**TASK STATEMENT**
Among the lines below, copy each one in which "meta" appears.

**DATA SECTION**
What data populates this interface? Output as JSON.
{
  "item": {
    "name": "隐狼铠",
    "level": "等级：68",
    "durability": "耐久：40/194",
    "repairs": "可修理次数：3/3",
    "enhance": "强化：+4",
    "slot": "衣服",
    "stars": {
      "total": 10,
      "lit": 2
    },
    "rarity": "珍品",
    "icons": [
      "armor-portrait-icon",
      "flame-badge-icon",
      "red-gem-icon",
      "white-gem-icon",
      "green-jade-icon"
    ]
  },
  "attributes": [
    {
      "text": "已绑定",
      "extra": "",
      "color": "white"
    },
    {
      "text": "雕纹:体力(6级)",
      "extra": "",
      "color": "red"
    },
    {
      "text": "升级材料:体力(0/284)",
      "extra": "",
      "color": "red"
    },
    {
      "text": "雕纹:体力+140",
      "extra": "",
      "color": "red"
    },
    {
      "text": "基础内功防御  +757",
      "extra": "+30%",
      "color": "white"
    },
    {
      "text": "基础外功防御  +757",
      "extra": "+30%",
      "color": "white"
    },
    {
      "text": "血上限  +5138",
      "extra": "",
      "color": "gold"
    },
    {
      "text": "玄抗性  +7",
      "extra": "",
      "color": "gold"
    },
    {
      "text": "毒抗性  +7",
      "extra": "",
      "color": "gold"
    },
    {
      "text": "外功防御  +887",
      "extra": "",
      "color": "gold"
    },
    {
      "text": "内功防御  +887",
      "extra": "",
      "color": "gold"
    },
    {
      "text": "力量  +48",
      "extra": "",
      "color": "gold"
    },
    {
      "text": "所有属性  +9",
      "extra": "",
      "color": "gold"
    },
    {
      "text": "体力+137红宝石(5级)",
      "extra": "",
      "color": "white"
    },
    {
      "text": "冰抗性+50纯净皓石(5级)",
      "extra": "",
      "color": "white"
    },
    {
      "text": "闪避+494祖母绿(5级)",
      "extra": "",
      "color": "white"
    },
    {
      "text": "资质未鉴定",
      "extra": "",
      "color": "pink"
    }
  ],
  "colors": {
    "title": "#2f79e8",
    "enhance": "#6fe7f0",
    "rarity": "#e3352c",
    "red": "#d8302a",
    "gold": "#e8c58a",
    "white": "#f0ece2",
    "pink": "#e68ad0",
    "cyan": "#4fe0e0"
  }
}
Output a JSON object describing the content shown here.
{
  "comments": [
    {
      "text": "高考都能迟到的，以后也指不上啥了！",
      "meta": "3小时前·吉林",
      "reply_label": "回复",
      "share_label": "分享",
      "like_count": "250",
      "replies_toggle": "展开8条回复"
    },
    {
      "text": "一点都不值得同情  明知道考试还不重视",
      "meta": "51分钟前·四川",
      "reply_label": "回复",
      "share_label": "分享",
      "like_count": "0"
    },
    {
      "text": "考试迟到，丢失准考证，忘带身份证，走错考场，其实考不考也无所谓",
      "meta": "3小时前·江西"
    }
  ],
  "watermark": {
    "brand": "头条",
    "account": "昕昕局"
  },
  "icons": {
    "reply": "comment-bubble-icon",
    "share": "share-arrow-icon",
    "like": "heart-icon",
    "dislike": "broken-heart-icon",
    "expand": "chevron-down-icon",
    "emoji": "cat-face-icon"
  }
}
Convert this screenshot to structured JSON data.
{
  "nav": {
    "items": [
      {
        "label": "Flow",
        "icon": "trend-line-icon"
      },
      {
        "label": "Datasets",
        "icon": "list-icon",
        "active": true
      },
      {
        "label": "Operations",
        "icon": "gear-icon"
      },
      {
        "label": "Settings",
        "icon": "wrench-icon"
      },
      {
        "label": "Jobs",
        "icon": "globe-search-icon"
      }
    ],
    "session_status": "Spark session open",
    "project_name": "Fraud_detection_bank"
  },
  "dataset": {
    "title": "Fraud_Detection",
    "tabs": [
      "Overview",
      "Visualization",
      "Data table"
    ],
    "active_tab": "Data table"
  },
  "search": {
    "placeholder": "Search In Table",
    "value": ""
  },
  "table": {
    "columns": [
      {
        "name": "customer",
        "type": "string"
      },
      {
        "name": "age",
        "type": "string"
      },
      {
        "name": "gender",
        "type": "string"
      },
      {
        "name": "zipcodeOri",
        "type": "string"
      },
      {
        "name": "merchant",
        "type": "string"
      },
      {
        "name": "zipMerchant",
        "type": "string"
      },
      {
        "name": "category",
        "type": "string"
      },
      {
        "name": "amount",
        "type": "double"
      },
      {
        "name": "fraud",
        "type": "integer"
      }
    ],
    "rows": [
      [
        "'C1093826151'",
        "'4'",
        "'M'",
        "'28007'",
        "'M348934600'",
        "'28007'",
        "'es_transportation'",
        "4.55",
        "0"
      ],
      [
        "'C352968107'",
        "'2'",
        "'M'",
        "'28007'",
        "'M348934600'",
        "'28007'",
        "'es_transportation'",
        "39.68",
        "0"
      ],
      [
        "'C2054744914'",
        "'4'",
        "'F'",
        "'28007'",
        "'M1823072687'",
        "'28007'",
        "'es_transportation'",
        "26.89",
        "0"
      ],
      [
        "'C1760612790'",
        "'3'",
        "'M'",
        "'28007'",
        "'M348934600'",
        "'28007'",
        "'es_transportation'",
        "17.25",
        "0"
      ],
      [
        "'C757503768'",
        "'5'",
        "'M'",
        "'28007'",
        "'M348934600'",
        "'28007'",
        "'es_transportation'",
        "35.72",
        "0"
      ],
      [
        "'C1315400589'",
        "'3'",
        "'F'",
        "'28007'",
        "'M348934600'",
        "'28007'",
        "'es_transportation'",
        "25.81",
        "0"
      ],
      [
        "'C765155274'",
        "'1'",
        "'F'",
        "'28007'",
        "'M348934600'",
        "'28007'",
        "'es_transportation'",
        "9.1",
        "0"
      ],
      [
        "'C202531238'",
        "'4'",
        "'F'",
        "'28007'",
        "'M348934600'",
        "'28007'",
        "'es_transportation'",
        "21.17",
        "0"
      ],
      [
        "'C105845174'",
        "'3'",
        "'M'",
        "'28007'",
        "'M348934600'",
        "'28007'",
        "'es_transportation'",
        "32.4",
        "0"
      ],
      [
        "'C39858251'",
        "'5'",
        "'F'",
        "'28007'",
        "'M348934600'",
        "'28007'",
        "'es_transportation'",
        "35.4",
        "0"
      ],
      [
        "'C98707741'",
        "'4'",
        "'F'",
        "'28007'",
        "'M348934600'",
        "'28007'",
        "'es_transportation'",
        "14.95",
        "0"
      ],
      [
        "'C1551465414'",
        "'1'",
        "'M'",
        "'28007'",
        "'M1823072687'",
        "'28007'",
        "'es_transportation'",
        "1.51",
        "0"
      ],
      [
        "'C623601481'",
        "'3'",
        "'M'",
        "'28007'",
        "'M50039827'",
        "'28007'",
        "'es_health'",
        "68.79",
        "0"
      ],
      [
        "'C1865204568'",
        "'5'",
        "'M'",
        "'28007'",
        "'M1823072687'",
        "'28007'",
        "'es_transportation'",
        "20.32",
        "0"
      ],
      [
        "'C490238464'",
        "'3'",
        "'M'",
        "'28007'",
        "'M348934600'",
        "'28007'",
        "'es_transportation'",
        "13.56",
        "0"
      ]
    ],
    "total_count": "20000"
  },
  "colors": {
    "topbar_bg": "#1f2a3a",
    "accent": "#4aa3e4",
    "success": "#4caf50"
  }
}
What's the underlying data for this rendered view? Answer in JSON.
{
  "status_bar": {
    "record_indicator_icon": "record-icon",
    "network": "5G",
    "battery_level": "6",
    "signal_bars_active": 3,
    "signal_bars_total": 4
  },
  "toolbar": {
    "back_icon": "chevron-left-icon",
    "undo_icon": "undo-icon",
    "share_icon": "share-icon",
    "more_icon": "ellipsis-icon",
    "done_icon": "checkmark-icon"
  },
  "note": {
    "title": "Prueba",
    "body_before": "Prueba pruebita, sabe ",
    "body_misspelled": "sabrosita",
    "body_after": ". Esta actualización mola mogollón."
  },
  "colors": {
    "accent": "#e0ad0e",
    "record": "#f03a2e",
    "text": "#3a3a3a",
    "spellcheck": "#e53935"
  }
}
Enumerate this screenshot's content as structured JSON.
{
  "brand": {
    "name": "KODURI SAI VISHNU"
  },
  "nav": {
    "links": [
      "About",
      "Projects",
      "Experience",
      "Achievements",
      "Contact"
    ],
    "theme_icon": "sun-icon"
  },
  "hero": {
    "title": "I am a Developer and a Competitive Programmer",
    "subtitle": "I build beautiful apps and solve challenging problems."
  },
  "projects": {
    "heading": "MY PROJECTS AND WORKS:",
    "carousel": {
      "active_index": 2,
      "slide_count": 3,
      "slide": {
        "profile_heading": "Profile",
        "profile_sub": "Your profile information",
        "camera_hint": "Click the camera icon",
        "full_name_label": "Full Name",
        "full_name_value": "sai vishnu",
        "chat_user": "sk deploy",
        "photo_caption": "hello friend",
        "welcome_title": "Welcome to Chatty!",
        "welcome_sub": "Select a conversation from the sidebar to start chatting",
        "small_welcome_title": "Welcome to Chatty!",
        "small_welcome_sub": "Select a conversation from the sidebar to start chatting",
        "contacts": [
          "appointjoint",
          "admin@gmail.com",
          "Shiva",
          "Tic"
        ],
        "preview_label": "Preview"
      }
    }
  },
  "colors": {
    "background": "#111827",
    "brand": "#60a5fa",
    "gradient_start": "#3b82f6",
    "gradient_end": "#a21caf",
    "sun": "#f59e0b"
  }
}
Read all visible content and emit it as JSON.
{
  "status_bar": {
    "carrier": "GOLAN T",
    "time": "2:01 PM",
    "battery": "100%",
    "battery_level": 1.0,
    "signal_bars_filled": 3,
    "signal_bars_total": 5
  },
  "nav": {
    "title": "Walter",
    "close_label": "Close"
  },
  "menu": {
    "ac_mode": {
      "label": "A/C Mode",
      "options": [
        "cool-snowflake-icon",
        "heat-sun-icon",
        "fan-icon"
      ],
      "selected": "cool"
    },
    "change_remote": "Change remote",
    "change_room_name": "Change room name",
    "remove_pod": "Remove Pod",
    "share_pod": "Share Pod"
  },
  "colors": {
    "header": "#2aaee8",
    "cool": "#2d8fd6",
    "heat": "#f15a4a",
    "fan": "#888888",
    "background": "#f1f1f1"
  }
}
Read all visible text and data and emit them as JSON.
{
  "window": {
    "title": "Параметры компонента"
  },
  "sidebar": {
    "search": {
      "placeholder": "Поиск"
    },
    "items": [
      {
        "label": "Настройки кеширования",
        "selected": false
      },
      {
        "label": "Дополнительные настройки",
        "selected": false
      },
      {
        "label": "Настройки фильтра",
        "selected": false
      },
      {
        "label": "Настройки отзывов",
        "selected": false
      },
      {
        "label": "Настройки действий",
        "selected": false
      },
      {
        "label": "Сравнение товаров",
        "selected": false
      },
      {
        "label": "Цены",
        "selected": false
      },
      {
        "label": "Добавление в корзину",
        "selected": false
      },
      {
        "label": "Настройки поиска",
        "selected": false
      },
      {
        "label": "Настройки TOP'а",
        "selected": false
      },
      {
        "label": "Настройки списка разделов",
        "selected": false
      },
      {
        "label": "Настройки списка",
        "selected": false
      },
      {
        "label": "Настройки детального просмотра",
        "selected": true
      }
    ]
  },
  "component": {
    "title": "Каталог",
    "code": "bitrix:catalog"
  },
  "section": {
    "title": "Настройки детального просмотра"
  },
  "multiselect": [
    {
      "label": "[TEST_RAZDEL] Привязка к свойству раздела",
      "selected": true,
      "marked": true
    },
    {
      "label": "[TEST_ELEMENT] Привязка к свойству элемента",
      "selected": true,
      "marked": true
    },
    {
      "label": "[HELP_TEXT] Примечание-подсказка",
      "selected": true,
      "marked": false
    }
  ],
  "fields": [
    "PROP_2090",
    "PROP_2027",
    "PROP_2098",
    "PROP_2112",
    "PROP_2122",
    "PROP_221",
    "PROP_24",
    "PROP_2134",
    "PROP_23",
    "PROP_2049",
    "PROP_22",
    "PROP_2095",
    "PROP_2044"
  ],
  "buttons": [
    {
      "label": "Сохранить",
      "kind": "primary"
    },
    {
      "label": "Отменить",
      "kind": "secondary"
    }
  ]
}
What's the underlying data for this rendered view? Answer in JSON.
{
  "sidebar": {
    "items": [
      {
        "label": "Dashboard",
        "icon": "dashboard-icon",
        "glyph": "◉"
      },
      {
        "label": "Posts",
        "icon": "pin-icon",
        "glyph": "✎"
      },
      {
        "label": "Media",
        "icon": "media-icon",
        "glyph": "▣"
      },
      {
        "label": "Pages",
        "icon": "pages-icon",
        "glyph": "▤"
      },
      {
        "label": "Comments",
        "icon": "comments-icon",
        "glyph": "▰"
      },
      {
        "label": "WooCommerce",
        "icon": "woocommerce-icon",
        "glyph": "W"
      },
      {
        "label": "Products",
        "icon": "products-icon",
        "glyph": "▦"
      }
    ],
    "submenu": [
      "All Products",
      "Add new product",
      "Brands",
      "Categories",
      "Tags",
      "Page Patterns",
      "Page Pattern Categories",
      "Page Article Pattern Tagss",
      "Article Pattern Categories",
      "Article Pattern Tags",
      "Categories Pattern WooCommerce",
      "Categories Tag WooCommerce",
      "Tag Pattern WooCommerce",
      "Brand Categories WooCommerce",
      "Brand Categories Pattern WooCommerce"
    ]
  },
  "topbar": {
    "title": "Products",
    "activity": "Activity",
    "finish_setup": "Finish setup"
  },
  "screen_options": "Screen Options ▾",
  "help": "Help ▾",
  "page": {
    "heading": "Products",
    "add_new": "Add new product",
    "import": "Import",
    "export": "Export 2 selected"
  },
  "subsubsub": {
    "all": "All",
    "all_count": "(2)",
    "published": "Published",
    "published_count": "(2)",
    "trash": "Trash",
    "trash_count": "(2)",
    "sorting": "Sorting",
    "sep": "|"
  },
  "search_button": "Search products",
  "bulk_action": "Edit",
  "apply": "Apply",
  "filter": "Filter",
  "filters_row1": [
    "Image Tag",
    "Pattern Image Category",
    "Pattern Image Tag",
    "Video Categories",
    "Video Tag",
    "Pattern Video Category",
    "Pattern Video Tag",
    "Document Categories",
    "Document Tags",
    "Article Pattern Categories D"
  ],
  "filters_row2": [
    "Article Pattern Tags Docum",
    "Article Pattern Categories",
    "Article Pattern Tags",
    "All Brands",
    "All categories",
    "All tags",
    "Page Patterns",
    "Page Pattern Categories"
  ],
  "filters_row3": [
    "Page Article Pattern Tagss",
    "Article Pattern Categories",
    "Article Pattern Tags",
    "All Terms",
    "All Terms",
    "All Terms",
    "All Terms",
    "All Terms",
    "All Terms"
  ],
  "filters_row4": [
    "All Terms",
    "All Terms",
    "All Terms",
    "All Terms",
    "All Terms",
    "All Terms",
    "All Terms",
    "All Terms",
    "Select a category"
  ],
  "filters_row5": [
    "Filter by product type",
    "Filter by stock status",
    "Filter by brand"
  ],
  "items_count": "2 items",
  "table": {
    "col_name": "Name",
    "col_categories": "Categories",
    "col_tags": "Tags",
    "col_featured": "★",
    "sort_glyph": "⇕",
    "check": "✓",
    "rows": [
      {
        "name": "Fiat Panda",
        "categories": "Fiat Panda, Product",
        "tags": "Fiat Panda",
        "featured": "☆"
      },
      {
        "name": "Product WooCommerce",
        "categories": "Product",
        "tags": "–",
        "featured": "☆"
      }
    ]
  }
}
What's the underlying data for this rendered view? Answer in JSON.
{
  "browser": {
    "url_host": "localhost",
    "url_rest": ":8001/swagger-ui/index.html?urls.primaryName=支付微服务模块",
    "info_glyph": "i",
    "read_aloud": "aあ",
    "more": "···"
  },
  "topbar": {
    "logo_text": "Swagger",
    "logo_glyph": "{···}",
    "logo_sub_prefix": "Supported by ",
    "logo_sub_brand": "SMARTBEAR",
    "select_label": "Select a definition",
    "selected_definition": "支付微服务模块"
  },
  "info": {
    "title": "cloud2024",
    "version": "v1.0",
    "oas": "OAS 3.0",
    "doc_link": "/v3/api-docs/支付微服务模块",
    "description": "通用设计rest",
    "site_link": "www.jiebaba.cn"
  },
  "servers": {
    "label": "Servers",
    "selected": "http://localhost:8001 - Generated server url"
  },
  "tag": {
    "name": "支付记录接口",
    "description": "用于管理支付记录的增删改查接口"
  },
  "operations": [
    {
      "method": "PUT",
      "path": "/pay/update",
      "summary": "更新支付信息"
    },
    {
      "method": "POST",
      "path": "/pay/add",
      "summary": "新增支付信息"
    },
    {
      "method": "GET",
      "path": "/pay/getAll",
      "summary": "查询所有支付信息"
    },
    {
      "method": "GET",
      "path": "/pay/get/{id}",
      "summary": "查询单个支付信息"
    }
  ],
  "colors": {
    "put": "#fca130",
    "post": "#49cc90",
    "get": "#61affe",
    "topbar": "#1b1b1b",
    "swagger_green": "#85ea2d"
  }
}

**OUTPUT FOR THIS TASK**
      "meta": "3小时前·吉林",
      "meta": "51分钟前·四川",
      "meta": "3小时前·江西"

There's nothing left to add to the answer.